Death of a Nameless (4/5)
Your remains are taken away to the crematorium in a black body bag. The Coroner has determined that you’ve died a natural death. It could’ve been a heart attack, a ruptured brain aneurysm, or perhaps another underlying health issue. The investigator concludes that you have no family; not even a hint of a distant relative. The friend who sent you that postcard has long since disappeared. Perhaps he drowned while snorkeling or was swept farther into sea. Never to be seen again.
The Cremator shoves you into the furnace. There, the flames lick you from head to foot before engulfing you in its mouth. Your bones are charred by its searing fury.

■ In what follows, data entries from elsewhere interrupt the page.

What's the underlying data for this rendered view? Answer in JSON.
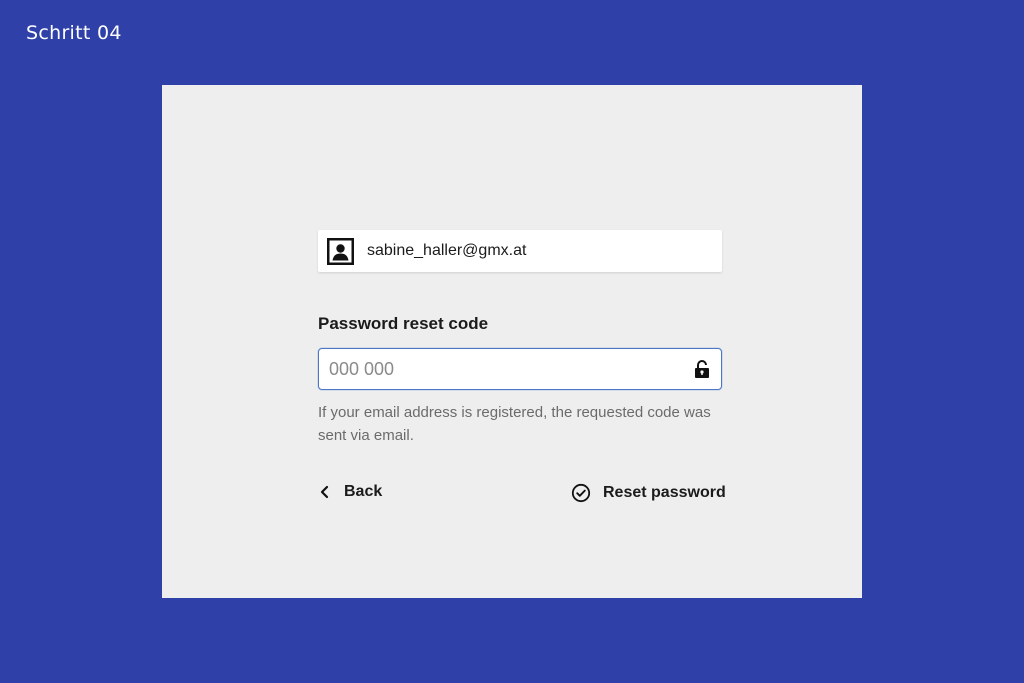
{
  "page": {
    "step_label": "Schritt 04",
    "background_color": "#2f41a8",
    "card_color": "#eeeeee"
  },
  "account": {
    "email": "sabine_haller@gmx.at",
    "icon": "user-avatar-icon"
  },
  "form": {
    "code_label": "Password reset code",
    "code_placeholder": "000 000",
    "code_value": "",
    "field_icon": "unlock-icon",
    "hint": "If your email address is registered, the requested code was sent via email."
  },
  "actions": {
    "back_label": "Back",
    "back_icon": "chevron-left-icon",
    "reset_label": "Reset password",
    "reset_icon": "check-circle-icon"
  }
}
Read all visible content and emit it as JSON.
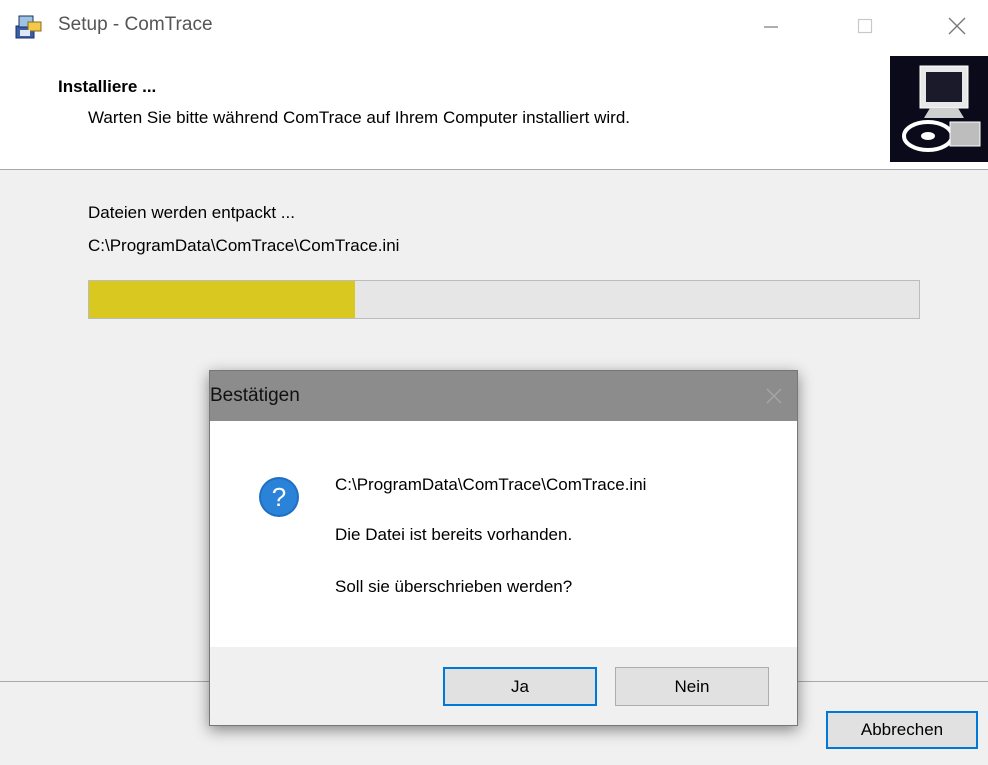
{
  "window": {
    "title": "Setup - ComTrace",
    "icon": "setup-installer-icon"
  },
  "header": {
    "title": "Installiere ...",
    "subtitle": "Warten Sie bitte während ComTrace auf Ihrem Computer installiert wird.",
    "logo_icon": "computer-disk-icon"
  },
  "status": {
    "action": "Dateien werden entpackt ...",
    "path": "C:\\ProgramData\\ComTrace\\ComTrace.ini"
  },
  "progress": {
    "percent": 32,
    "color": "#d8c820"
  },
  "footer": {
    "cancel_label": "Abbrechen"
  },
  "dialog": {
    "title": "Bestätigen",
    "icon": "question-icon",
    "file_path": "C:\\ProgramData\\ComTrace\\ComTrace.ini",
    "message": "Die Datei ist bereits vorhanden.",
    "question": "Soll sie überschrieben werden?",
    "yes_label": "Ja",
    "no_label": "Nein"
  },
  "colors": {
    "accent": "#0078d7",
    "progress": "#d8c820"
  }
}
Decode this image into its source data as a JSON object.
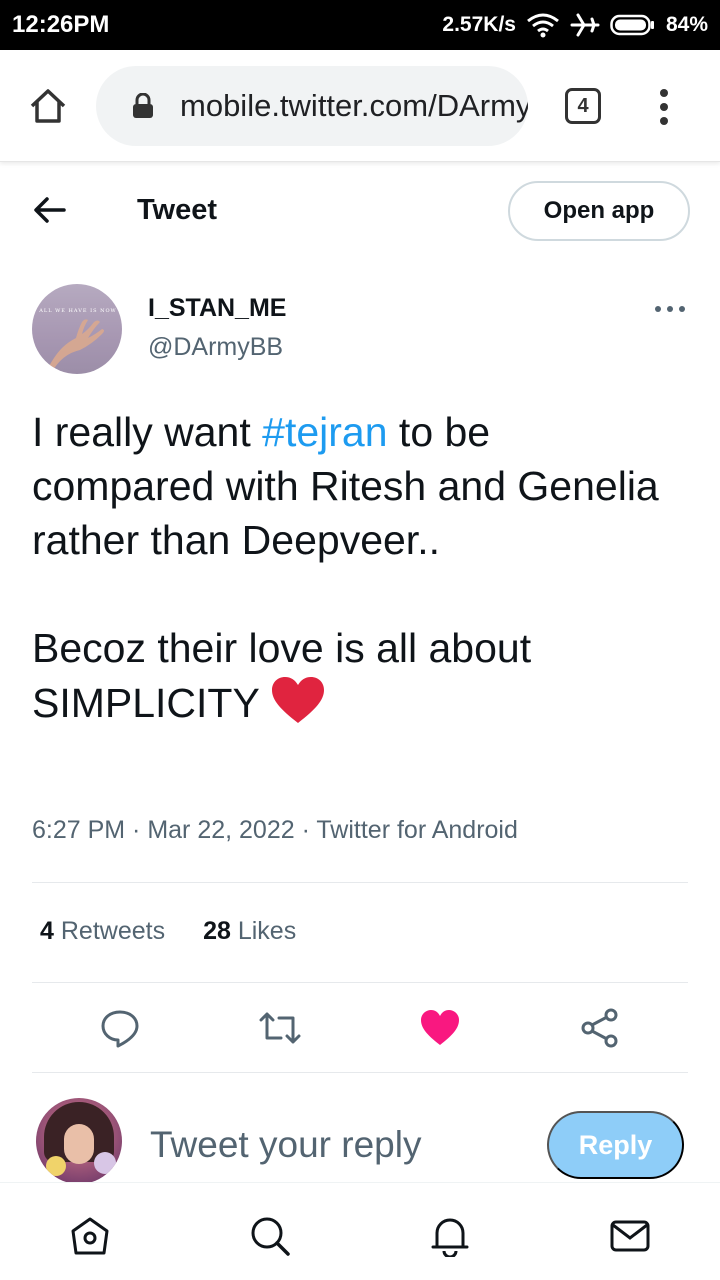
{
  "status_bar": {
    "time": "12:26PM",
    "network_speed": "2.57K/s",
    "battery": "84%",
    "icons": [
      "wifi-icon",
      "airplane-icon",
      "battery-icon"
    ]
  },
  "browser": {
    "url": "mobile.twitter.com/DArmyBB",
    "tab_count": "4",
    "icons": [
      "home-icon",
      "lock-icon",
      "tabs-icon",
      "more-vert-icon"
    ]
  },
  "header": {
    "title": "Tweet",
    "open_app_label": "Open app"
  },
  "tweet": {
    "author_name": "I_STAN_ME",
    "author_handle": "@DArmyBB",
    "avatar_text": "ALL WE HAVE IS NOW",
    "text_before_hashtag": "I really want ",
    "hashtag": "#tejran",
    "text_after_hashtag": " to be compared with Ritesh and Genelia rather than Deepveer..",
    "text_second_paragraph": "Becoz their love is all about SIMPLICITY",
    "emoji": "red-heart",
    "meta": "6:27 PM · Mar 22, 2022 · Twitter for Android",
    "retweets_count": "4",
    "retweets_label": "Retweets",
    "likes_count": "28",
    "likes_label": "Likes"
  },
  "actions": {
    "liked_color": "#f91880",
    "icons": [
      "reply-icon",
      "retweet-icon",
      "like-icon",
      "share-icon"
    ]
  },
  "reply": {
    "placeholder": "Tweet your reply",
    "button_label": "Reply"
  },
  "bottom_nav": {
    "icons": [
      "home-icon",
      "search-icon",
      "notifications-icon",
      "messages-icon"
    ]
  },
  "colors": {
    "accent": "#1d9bf0",
    "reply_button": "#8ecdf8",
    "secondary_text": "#536471"
  }
}
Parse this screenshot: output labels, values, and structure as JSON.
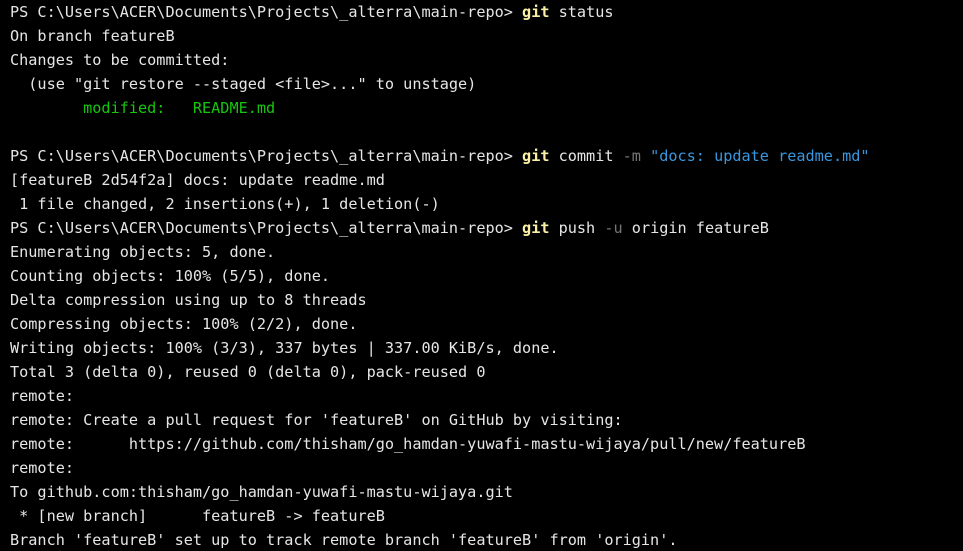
{
  "colors": {
    "background": "#000000",
    "foreground": "#e6e6e6",
    "command": "#f9f1a5",
    "flag": "#767676",
    "string": "#3a96dd",
    "staged": "#16c60c"
  },
  "prompt": "PS C:\\Users\\ACER\\Documents\\Projects\\_alterra\\main-repo> ",
  "commands": {
    "status": {
      "cmd": "git",
      "args": " status"
    },
    "commit": {
      "cmd": "git",
      "args": " commit ",
      "flag": "-m",
      "message": " \"docs: update readme.md\""
    },
    "push": {
      "cmd": "git",
      "args": " push ",
      "flag": "-u",
      "rest": " origin featureB"
    }
  },
  "status_output": {
    "branch": "On branch featureB",
    "changes": "Changes to be committed:",
    "hint": "  (use \"git restore --staged <file>...\" to unstage)",
    "modified_label": "        modified:   ",
    "modified_file": "README.md"
  },
  "commit_output": {
    "line1": "[featureB 2d54f2a] docs: update readme.md",
    "line2": " 1 file changed, 2 insertions(+), 1 deletion(-)"
  },
  "push_output": [
    "Enumerating objects: 5, done.",
    "Counting objects: 100% (5/5), done.",
    "Delta compression using up to 8 threads",
    "Compressing objects: 100% (2/2), done.",
    "Writing objects: 100% (3/3), 337 bytes | 337.00 KiB/s, done.",
    "Total 3 (delta 0), reused 0 (delta 0), pack-reused 0",
    "remote:",
    "remote: Create a pull request for 'featureB' on GitHub by visiting:",
    "remote:      https://github.com/thisham/go_hamdan-yuwafi-mastu-wijaya/pull/new/featureB",
    "remote:",
    "To github.com:thisham/go_hamdan-yuwafi-mastu-wijaya.git",
    " * [new branch]      featureB -> featureB",
    "Branch 'featureB' set up to track remote branch 'featureB' from 'origin'."
  ]
}
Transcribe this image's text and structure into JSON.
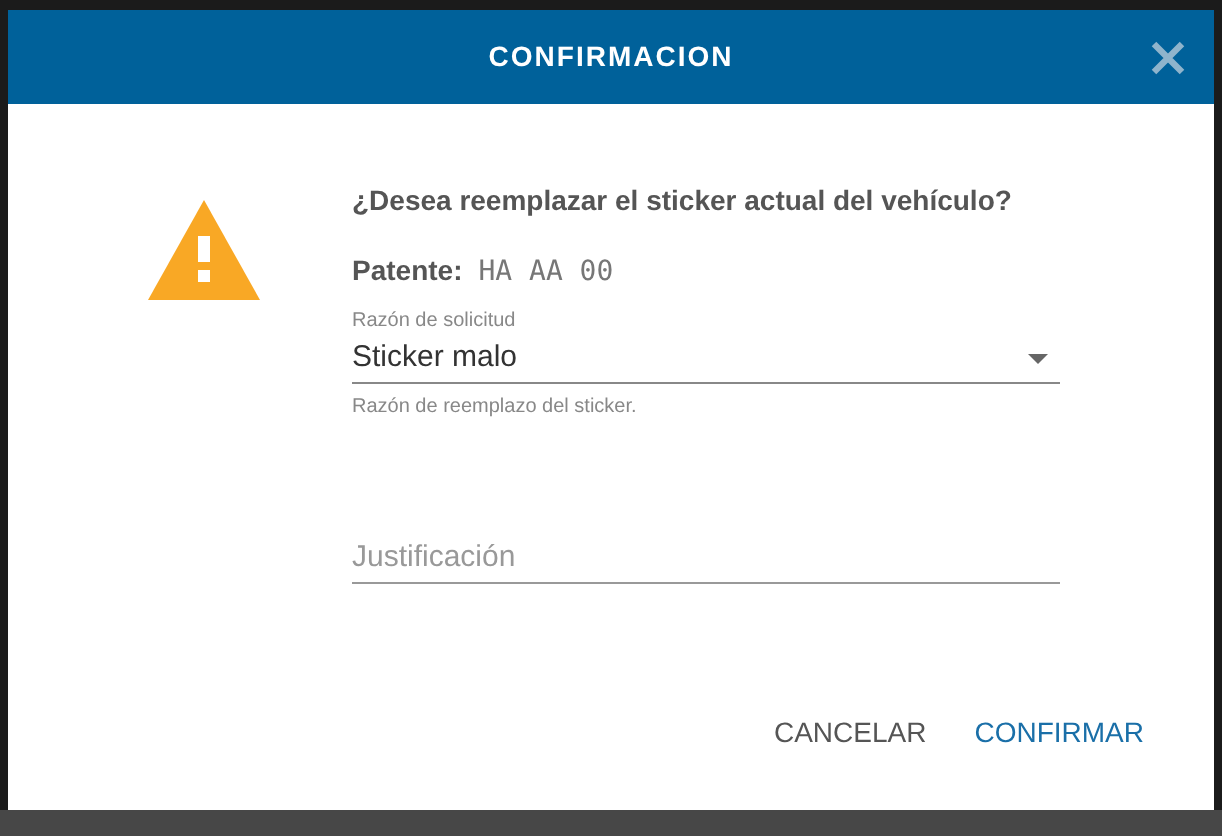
{
  "dialog": {
    "title": "CONFIRMACION",
    "question": "¿Desea reemplazar el sticker actual del vehículo?",
    "plate": {
      "label": "Patente:",
      "value": "HA AA 00"
    },
    "reason": {
      "label": "Razón de solicitud",
      "value": "Sticker malo",
      "helper": "Razón de reemplazo del sticker."
    },
    "justification": {
      "placeholder": "Justificación"
    },
    "buttons": [
      {
        "label": "CANCELAR",
        "kind": "secondary"
      },
      {
        "label": "CONFIRMAR",
        "kind": "primary"
      }
    ]
  }
}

Through a small window, you watch yourself — a human who lived yet never truly lived — reduce into ashes. You wander down the corridor, lingering by the Cremator who shivers and turns to catch a glimpse of your shadow as it walks through the wall in front of him.
She returns to work, unbothered. She is all too familiar with an unseen presence like yours. You’re not the only one in the room. There are other nameless ones. They wander the corridors and loiter in dark corners. They press their mournful faces against the windows, leaving faint traces of their presence in condensation.
Without a family or friend to claim your ashes, the Cremator gathers them up and shovels them onto the wagon. She wheels you outside and pours you into a deep pit; the communal plot. This is where you will lie; dumped and buried with the ashes of the other nameless ones.
Now, you roam with neither a body nor a place to call home. The other nameless ones tell you it’s all right. It’s not so bad to wander the Earth. You’re not completely alone.
So, for now, you circle your old neighborhood, looking up at the old apartment complex. The old lady’s Pomeranian barks at you from the window. Several kids run up to the gate with presents and balloons. Then, you remember it’s your neighbor’s kid’s birthday. They sent you an invitation in your mailbox, but that was left unchecked.
You promise yourself that you’ll do differently next time, if you get another chance to live.